**PROBLEM TO SOLVE**: Without including any pictures, write out the data below exactly.

**DATA SUPPLIED**:
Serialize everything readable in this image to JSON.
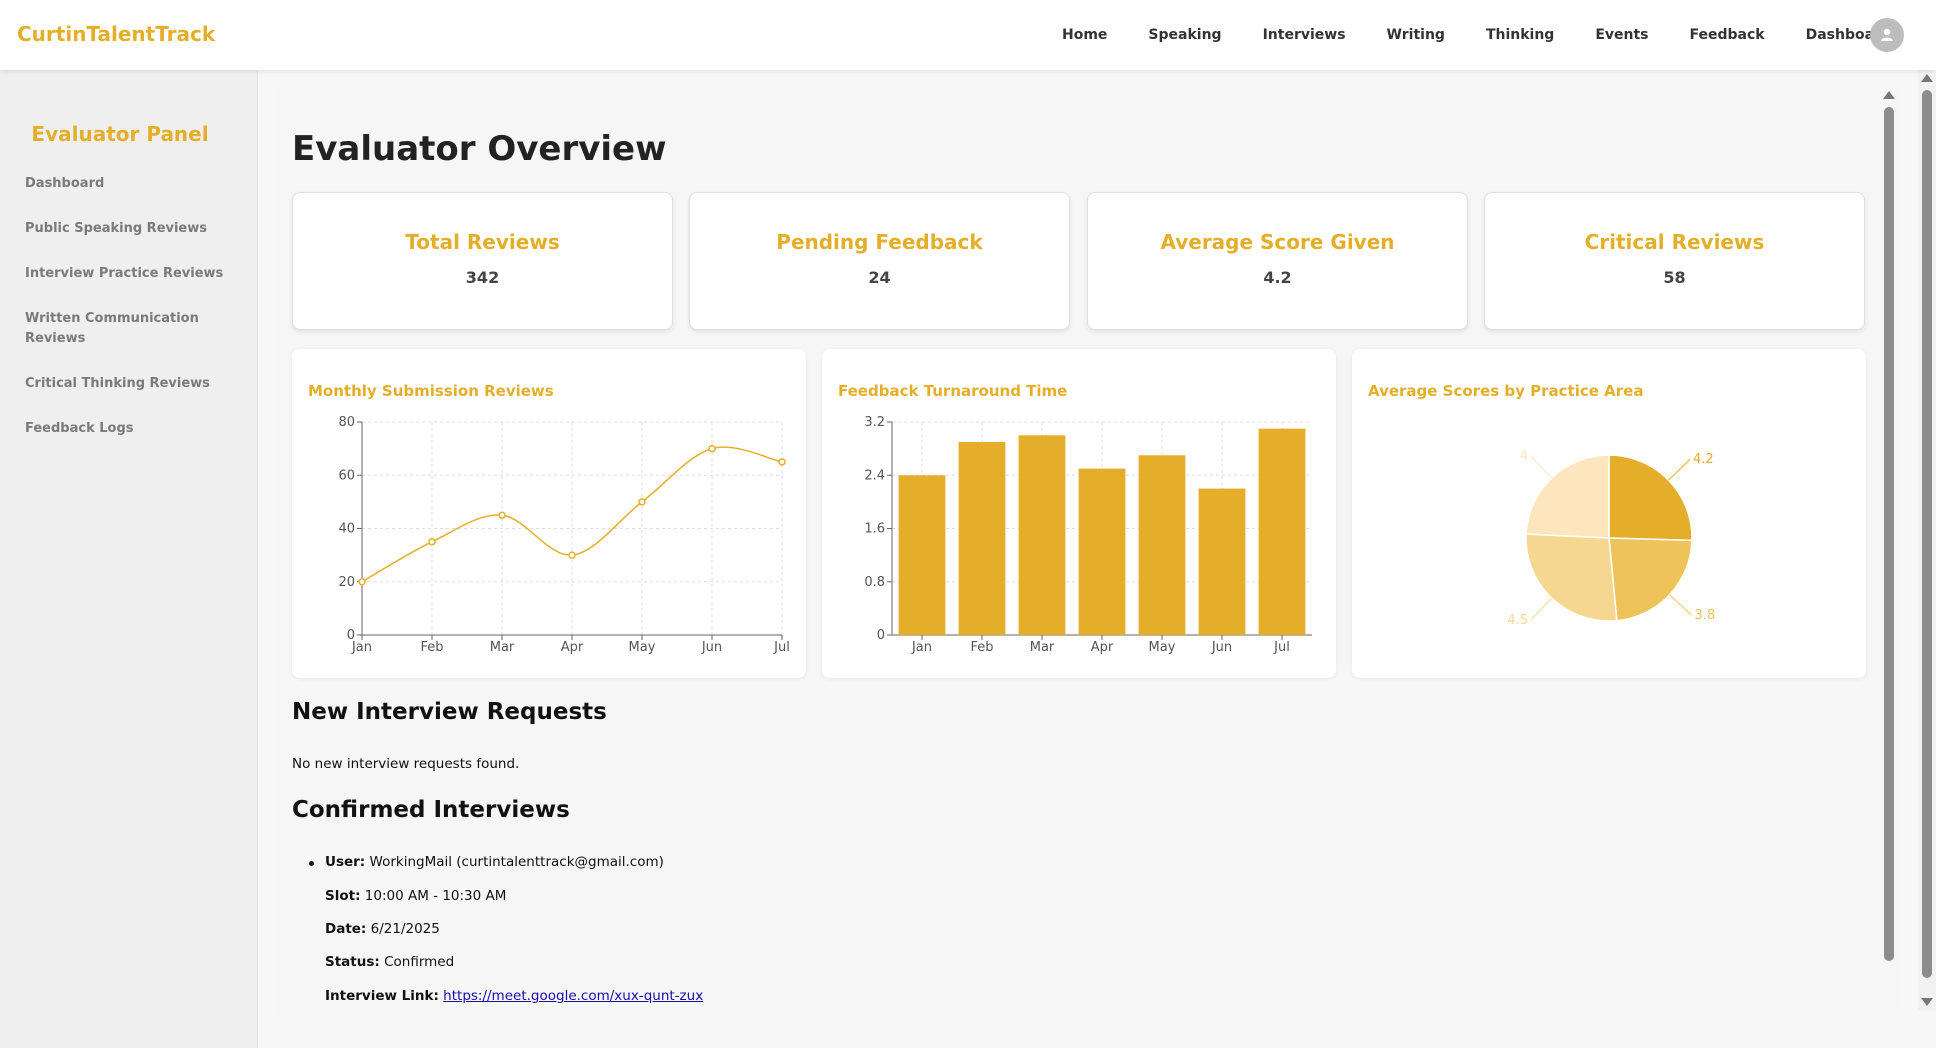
{
  "brand": "CurtinTalentTrack",
  "nav": [
    "Home",
    "Speaking",
    "Interviews",
    "Writing",
    "Thinking",
    "Events",
    "Feedback",
    "Dashboard"
  ],
  "avatar_icon": "user-icon",
  "sidebar": {
    "title": "Evaluator Panel",
    "items": [
      "Dashboard",
      "Public Speaking Reviews",
      "Interview Practice Reviews",
      "Written Communication Reviews",
      "Critical Thinking Reviews",
      "Feedback Logs"
    ]
  },
  "main": {
    "title": "Evaluator Overview",
    "stats": [
      {
        "label": "Total Reviews",
        "value": "342"
      },
      {
        "label": "Pending Feedback",
        "value": "24"
      },
      {
        "label": "Average Score Given",
        "value": "4.2"
      },
      {
        "label": "Critical Reviews",
        "value": "58"
      }
    ],
    "new_requests_title": "New Interview Requests",
    "new_requests_empty": "No new interview requests found.",
    "confirmed_title": "Confirmed Interviews",
    "confirmed": {
      "user_label": "User:",
      "user_value": "WorkingMail (curtintalenttrack@gmail.com)",
      "slot_label": "Slot:",
      "slot_value": "10:00 AM - 10:30 AM",
      "date_label": "Date:",
      "date_value": "6/21/2025",
      "status_label": "Status:",
      "status_value": "Confirmed",
      "link_label": "Interview Link:",
      "link_value": "https://meet.google.com/xux-qunt-zux"
    }
  },
  "colors": {
    "accent": "#e5ae2a",
    "pie": [
      "#e5ae2a",
      "#eec35a",
      "#f6d78f",
      "#fde6be"
    ]
  },
  "chart_data": [
    {
      "type": "line",
      "title": "Monthly Submission Reviews",
      "categories": [
        "Jan",
        "Feb",
        "Mar",
        "Apr",
        "May",
        "Jun",
        "Jul"
      ],
      "values": [
        20,
        35,
        45,
        30,
        50,
        70,
        65
      ],
      "ylim": [
        0,
        80
      ],
      "yticks": [
        "0",
        "20",
        "40",
        "60",
        "80"
      ],
      "grid": true
    },
    {
      "type": "bar",
      "title": "Feedback Turnaround Time",
      "categories": [
        "Jan",
        "Feb",
        "Mar",
        "Apr",
        "May",
        "Jun",
        "Jul"
      ],
      "values": [
        2.4,
        2.9,
        3.0,
        2.5,
        2.7,
        2.2,
        3.1
      ],
      "ylim": [
        0,
        3.2
      ],
      "yticks": [
        "0",
        "0.8",
        "1.6",
        "2.4",
        "3.2"
      ],
      "grid": true
    },
    {
      "type": "pie",
      "title": "Average Scores by Practice Area",
      "values": [
        4.2,
        3.8,
        4.5,
        4
      ],
      "labels": [
        "4.2",
        "3.8",
        "4.5",
        "4"
      ]
    }
  ]
}
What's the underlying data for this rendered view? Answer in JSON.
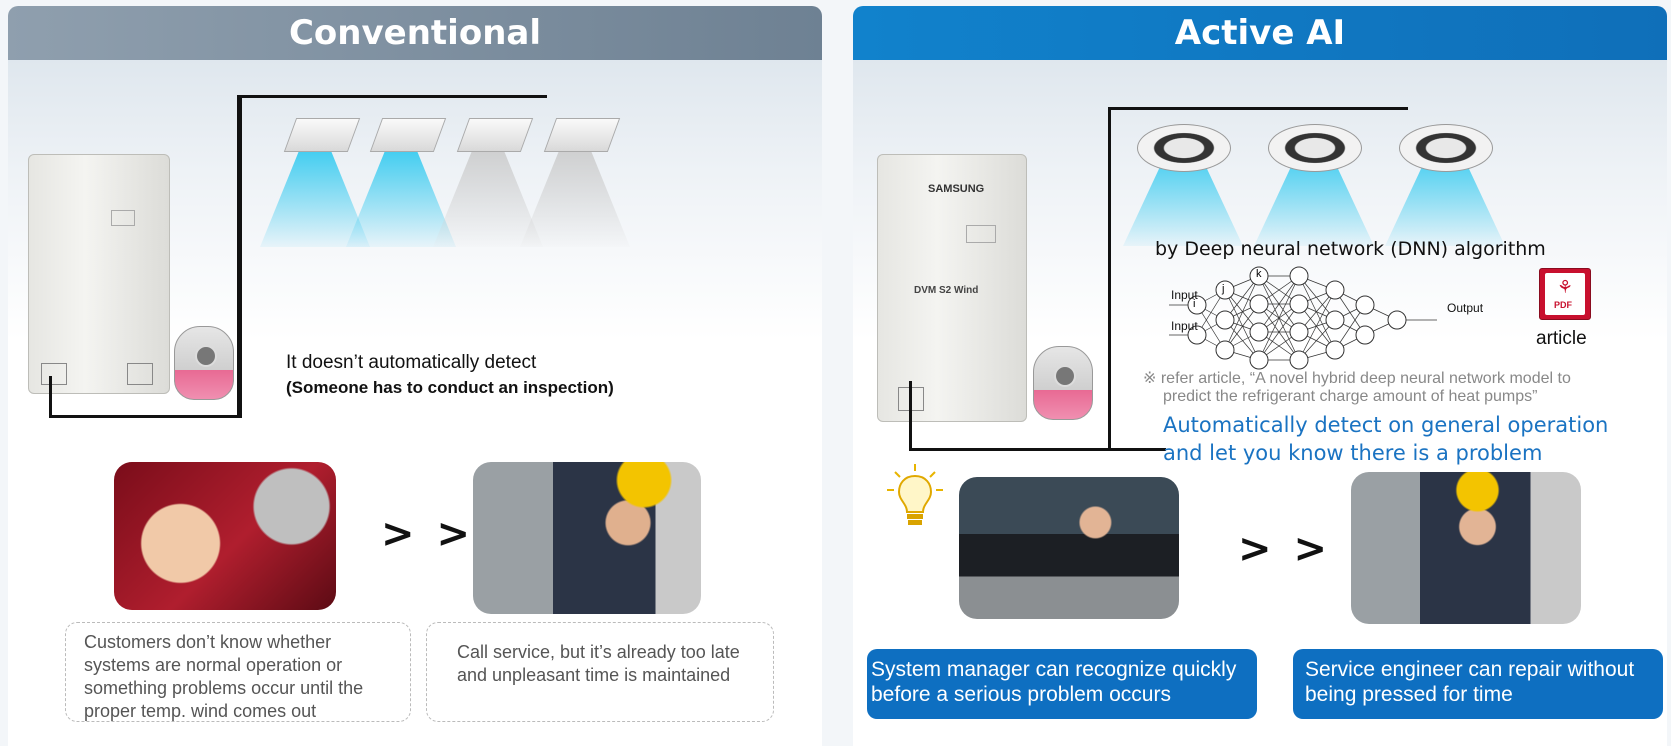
{
  "left": {
    "title": "Conventional",
    "detect_text": "It doesn’t automatically detect",
    "inspect_text": "(Someone has to conduct an inspection)",
    "arrow": "> >",
    "caption_customers": "Customers don’t know whether systems are normal operation or something problems occur until the proper temp. wind comes out",
    "caption_service": "Call service, but it’s already too late and unpleasant time is maintained"
  },
  "right": {
    "title": "Active AI",
    "dnn_title": "by Deep neural network (DNN) algorithm",
    "input1": "Input",
    "input2": "Input",
    "output": "Output",
    "node_i": "i",
    "node_j": "j",
    "node_k": "k",
    "pdf_label": "PDF",
    "article_label": "article",
    "ref_line1": "※ refer article, “A novel hybrid deep neural network model to",
    "ref_line2": "predict the refrigerant charge amount of heat pumps”",
    "auto_line1": "Automatically detect on general operation",
    "auto_line2": "and let you know there is a problem",
    "brand": "SAMSUNG",
    "model": "DVM S2  Wind",
    "arrow": "> >",
    "box_manager": "System manager can recognize quickly before a serious problem occurs",
    "box_engineer": "Service engineer can repair without being pressed for time"
  },
  "colors": {
    "conventional_header": "#7b8d9e",
    "active_header": "#1182cc",
    "blue_box": "#0e6fc1",
    "blue_text": "#1a73c2"
  }
}
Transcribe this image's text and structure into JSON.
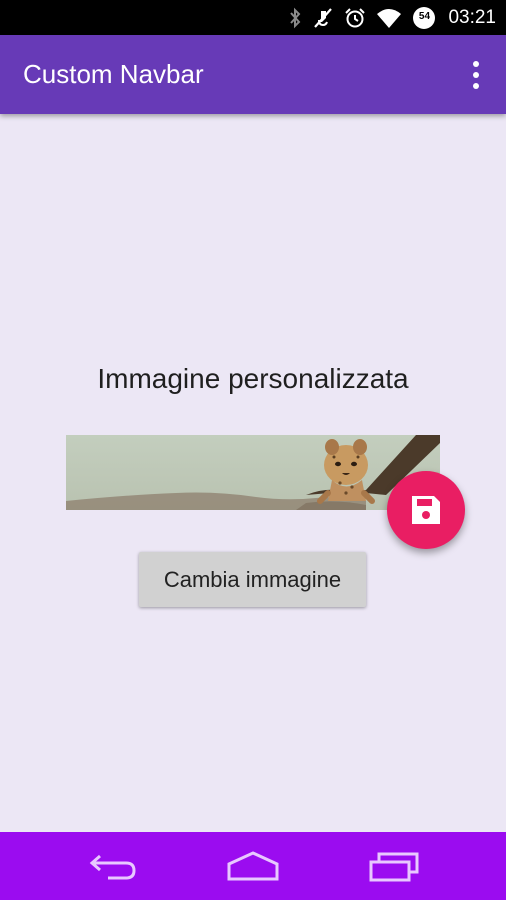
{
  "status_bar": {
    "time": "03:21",
    "battery_level": "54",
    "icons": [
      "bluetooth-icon",
      "mute-icon",
      "alarm-icon",
      "wifi-icon",
      "battery-icon"
    ]
  },
  "app_bar": {
    "title": "Custom Navbar",
    "menu_icon": "overflow-menu-icon"
  },
  "content": {
    "heading": "Immagine personalizzata",
    "image_subject": "cheetah-cub-banner",
    "change_button_label": "Cambia immagine",
    "fab_icon": "save-icon"
  },
  "nav_bar": {
    "icons": [
      "back-icon",
      "home-icon",
      "recents-icon"
    ]
  },
  "colors": {
    "app_bar": "#673AB7",
    "background": "#ECE7F5",
    "fab": "#E91E63",
    "nav_bar": "#9B0CF0"
  }
}
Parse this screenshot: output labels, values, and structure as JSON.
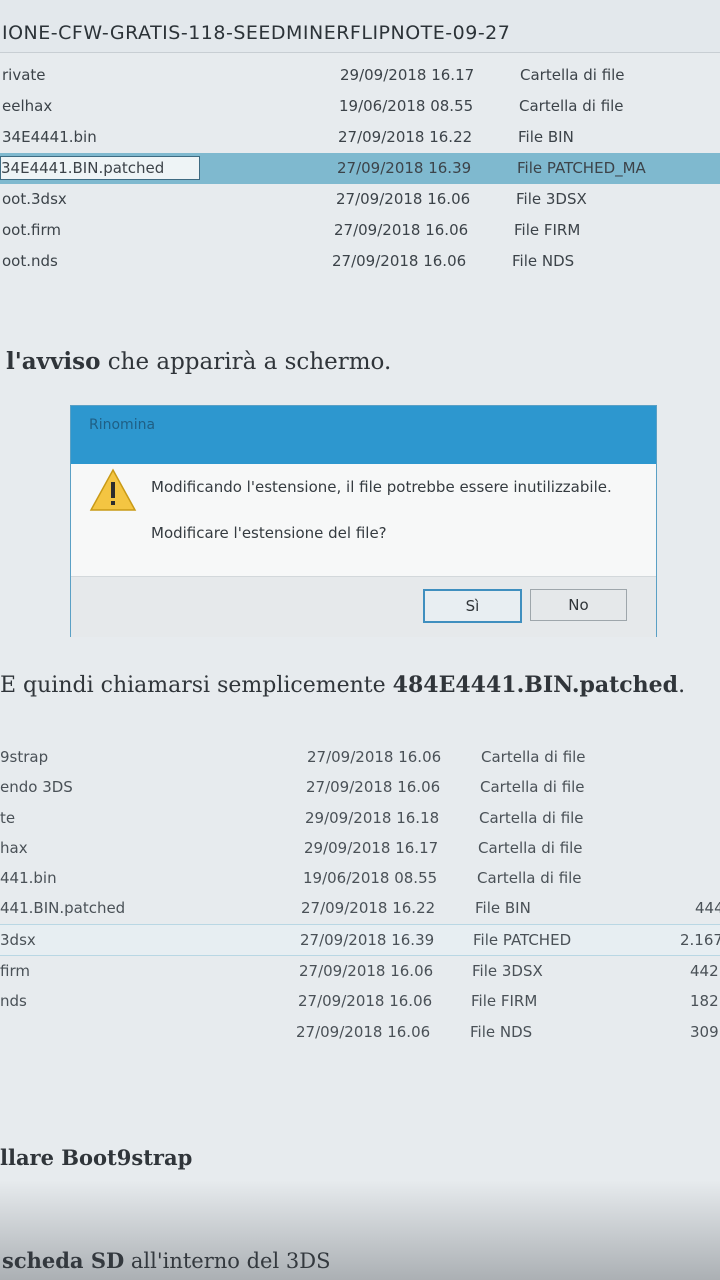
{
  "window": {
    "path_title": "IONE-CFW-GRATIS-118-SEEDMINERFLIPNOTE-09-27"
  },
  "files_top": [
    {
      "name": "rivate",
      "date": "29/09/2018 16.17",
      "type": "Cartella di file"
    },
    {
      "name": "eelhax",
      "date": "19/06/2018 08.55",
      "type": "Cartella di file"
    },
    {
      "name": "34E4441.bin",
      "date": "27/09/2018 16.22",
      "type": "File BIN"
    },
    {
      "name": "34E4441.BIN.patched",
      "date": "27/09/2018 16.39",
      "type": "File PATCHED_MA"
    },
    {
      "name": "oot.3dsx",
      "date": "27/09/2018 16.06",
      "type": "File 3DSX"
    },
    {
      "name": "oot.firm",
      "date": "27/09/2018 16.06",
      "type": "File FIRM"
    },
    {
      "name": "oot.nds",
      "date": "27/09/2018 16.06",
      "type": "File NDS"
    }
  ],
  "article": {
    "line1_bold": "l'avviso",
    "line1_rest": " che apparirà a schermo.",
    "line2_pre": "E quindi chiamarsi semplicemente ",
    "line2_bold": "484E4441.BIN.patched",
    "line2_post": ".",
    "heading": "llare Boot9strap",
    "footer_bold": "scheda SD",
    "footer_rest": " all'interno del 3DS"
  },
  "dialog": {
    "title": "Rinomina",
    "message": "Modificando l'estensione, il file potrebbe essere inutilizzabile.",
    "question": "Modificare l'estensione del file?",
    "yes_label": "Sì",
    "no_label": "No",
    "accent_color": "#2d97cf"
  },
  "files_bottom": [
    {
      "name": "9strap",
      "date": "27/09/2018 16.06",
      "type": "Cartella di file",
      "size": ""
    },
    {
      "name": "endo 3DS",
      "date": "27/09/2018 16.06",
      "type": "Cartella di file",
      "size": ""
    },
    {
      "name": "te",
      "date": "29/09/2018 16.18",
      "type": "Cartella di file",
      "size": ""
    },
    {
      "name": "hax",
      "date": "29/09/2018 16.17",
      "type": "Cartella di file",
      "size": ""
    },
    {
      "name": "441.bin",
      "date": "19/06/2018 08.55",
      "type": "Cartella di file",
      "size": ""
    },
    {
      "name": "441.BIN.patched",
      "date": "27/09/2018 16.22",
      "type": "File BIN",
      "size": "444"
    },
    {
      "name": "3dsx",
      "date": "27/09/2018 16.39",
      "type": "File PATCHED",
      "size": "2.167"
    },
    {
      "name": "firm",
      "date": "27/09/2018 16.06",
      "type": "File 3DSX",
      "size": "442"
    },
    {
      "name": "nds",
      "date": "27/09/2018 16.06",
      "type": "File FIRM",
      "size": "182"
    },
    {
      "name": "",
      "date": "27/09/2018 16.06",
      "type": "File NDS",
      "size": "309"
    }
  ]
}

**OUTPUT FOR THIS EXERCISE**:
Serialize everything readable in this image to JSON.
{
  "brand": "CurtinTalentTrack",
  "nav": [
    "Home",
    "Speaking",
    "Interviews",
    "Writing",
    "Thinking",
    "Events",
    "Feedback",
    "Dashboard"
  ],
  "avatar_icon": "user-icon",
  "sidebar": {
    "title": "Evaluator Panel",
    "items": [
      "Dashboard",
      "Public Speaking Reviews",
      "Interview Practice Reviews",
      "Written Communication Reviews",
      "Critical Thinking Reviews",
      "Feedback Logs"
    ]
  },
  "main": {
    "title": "Evaluator Overview",
    "stats": [
      {
        "label": "Total Reviews",
        "value": "342"
      },
      {
        "label": "Pending Feedback",
        "value": "24"
      },
      {
        "label": "Average Score Given",
        "value": "4.2"
      },
      {
        "label": "Critical Reviews",
        "value": "58"
      }
    ],
    "new_requests_title": "New Interview Requests",
    "new_requests_empty": "No new interview requests found.",
    "confirmed_title": "Confirmed Interviews",
    "confirmed": {
      "user_label": "User:",
      "user_value": "WorkingMail (curtintalenttrack@gmail.com)",
      "slot_label": "Slot:",
      "slot_value": "10:00 AM - 10:30 AM",
      "date_label": "Date:",
      "date_value": "6/21/2025",
      "status_label": "Status:",
      "status_value": "Confirmed",
      "link_label": "Interview Link:",
      "link_value": "https://meet.google.com/xux-qunt-zux"
    }
  },
  "colors": {
    "accent": "#e5ae2a",
    "pie": [
      "#e5ae2a",
      "#eec35a",
      "#f6d78f",
      "#fde6be"
    ]
  },
  "chart_data": [
    {
      "type": "line",
      "title": "Monthly Submission Reviews",
      "categories": [
        "Jan",
        "Feb",
        "Mar",
        "Apr",
        "May",
        "Jun",
        "Jul"
      ],
      "values": [
        20,
        35,
        45,
        30,
        50,
        70,
        65
      ],
      "ylim": [
        0,
        80
      ],
      "yticks": [
        "0",
        "20",
        "40",
        "60",
        "80"
      ],
      "grid": true
    },
    {
      "type": "bar",
      "title": "Feedback Turnaround Time",
      "categories": [
        "Jan",
        "Feb",
        "Mar",
        "Apr",
        "May",
        "Jun",
        "Jul"
      ],
      "values": [
        2.4,
        2.9,
        3.0,
        2.5,
        2.7,
        2.2,
        3.1
      ],
      "ylim": [
        0,
        3.2
      ],
      "yticks": [
        "0",
        "0.8",
        "1.6",
        "2.4",
        "3.2"
      ],
      "grid": true
    },
    {
      "type": "pie",
      "title": "Average Scores by Practice Area",
      "values": [
        4.2,
        3.8,
        4.5,
        4
      ],
      "labels": [
        "4.2",
        "3.8",
        "4.5",
        "4"
      ]
    }
  ]
}
What's the underlying data for this rendered view? Answer in JSON.
{
  "left": {
    "title": "Conventional",
    "detect_text": "It doesn’t automatically detect",
    "inspect_text": "(Someone has to conduct an inspection)",
    "arrow": "> >",
    "caption_customers": "Customers don’t know whether systems are normal operation or something problems occur until the proper temp. wind comes out",
    "caption_service": "Call service, but it’s already too late and unpleasant time is maintained"
  },
  "right": {
    "title": "Active AI",
    "dnn_title": "by Deep neural network (DNN) algorithm",
    "input1": "Input",
    "input2": "Input",
    "output": "Output",
    "node_i": "i",
    "node_j": "j",
    "node_k": "k",
    "pdf_label": "PDF",
    "article_label": "article",
    "ref_line1": "※ refer article, “A novel hybrid deep neural network model to",
    "ref_line2": "predict the refrigerant charge amount of heat pumps”",
    "auto_line1": "Automatically detect on general operation",
    "auto_line2": "and let you know there is a problem",
    "brand": "SAMSUNG",
    "model": "DVM S2  Wind",
    "arrow": "> >",
    "box_manager": "System manager can recognize quickly before a serious problem occurs",
    "box_engineer": "Service engineer can repair without being pressed for time"
  },
  "colors": {
    "conventional_header": "#7b8d9e",
    "active_header": "#1182cc",
    "blue_box": "#0e6fc1",
    "blue_text": "#1a73c2"
  }
}
Transcribe this image's text and structure into JSON.
{
  "status_bar": {
    "time": "03:21",
    "battery_level": "54",
    "icons": [
      "bluetooth-icon",
      "mute-icon",
      "alarm-icon",
      "wifi-icon",
      "battery-icon"
    ]
  },
  "app_bar": {
    "title": "Custom Navbar",
    "menu_icon": "overflow-menu-icon"
  },
  "content": {
    "heading": "Immagine personalizzata",
    "image_subject": "cheetah-cub-banner",
    "change_button_label": "Cambia immagine",
    "fab_icon": "save-icon"
  },
  "nav_bar": {
    "icons": [
      "back-icon",
      "home-icon",
      "recents-icon"
    ]
  },
  "colors": {
    "app_bar": "#673AB7",
    "background": "#ECE7F5",
    "fab": "#E91E63",
    "nav_bar": "#9B0CF0"
  }
}
Parse this screenshot: output labels, values, and structure as JSON.
{
  "window": {
    "path_title": "IONE-CFW-GRATIS-118-SEEDMINERFLIPNOTE-09-27"
  },
  "files_top": [
    {
      "name": "rivate",
      "date": "29/09/2018 16.17",
      "type": "Cartella di file"
    },
    {
      "name": "eelhax",
      "date": "19/06/2018 08.55",
      "type": "Cartella di file"
    },
    {
      "name": "34E4441.bin",
      "date": "27/09/2018 16.22",
      "type": "File BIN"
    },
    {
      "name": "34E4441.BIN.patched",
      "date": "27/09/2018 16.39",
      "type": "File PATCHED_MA"
    },
    {
      "name": "oot.3dsx",
      "date": "27/09/2018 16.06",
      "type": "File 3DSX"
    },
    {
      "name": "oot.firm",
      "date": "27/09/2018 16.06",
      "type": "File FIRM"
    },
    {
      "name": "oot.nds",
      "date": "27/09/2018 16.06",
      "type": "File NDS"
    }
  ],
  "article": {
    "line1_bold": "l'avviso",
    "line1_rest": " che apparirà a schermo.",
    "line2_pre": "E quindi chiamarsi semplicemente ",
    "line2_bold": "484E4441.BIN.patched",
    "line2_post": ".",
    "heading": "llare Boot9strap",
    "footer_bold": "scheda SD",
    "footer_rest": " all'interno del 3DS"
  },
  "dialog": {
    "title": "Rinomina",
    "message": "Modificando l'estensione, il file potrebbe essere inutilizzabile.",
    "question": "Modificare l'estensione del file?",
    "yes_label": "Sì",
    "no_label": "No",
    "accent_color": "#2d97cf"
  },
  "files_bottom": [
    {
      "name": "9strap",
      "date": "27/09/2018 16.06",
      "type": "Cartella di file",
      "size": ""
    },
    {
      "name": "endo 3DS",
      "date": "27/09/2018 16.06",
      "type": "Cartella di file",
      "size": ""
    },
    {
      "name": "te",
      "date": "29/09/2018 16.18",
      "type": "Cartella di file",
      "size": ""
    },
    {
      "name": "hax",
      "date": "29/09/2018 16.17",
      "type": "Cartella di file",
      "size": ""
    },
    {
      "name": "441.bin",
      "date": "19/06/2018 08.55",
      "type": "Cartella di file",
      "size": ""
    },
    {
      "name": "441.BIN.patched",
      "date": "27/09/2018 16.22",
      "type": "File BIN",
      "size": "444"
    },
    {
      "name": "3dsx",
      "date": "27/09/2018 16.39",
      "type": "File PATCHED",
      "size": "2.167"
    },
    {
      "name": "firm",
      "date": "27/09/2018 16.06",
      "type": "File 3DSX",
      "size": "442"
    },
    {
      "name": "nds",
      "date": "27/09/2018 16.06",
      "type": "File FIRM",
      "size": "182"
    },
    {
      "name": "",
      "date": "27/09/2018 16.06",
      "type": "File NDS",
      "size": "309"
    }
  ]
}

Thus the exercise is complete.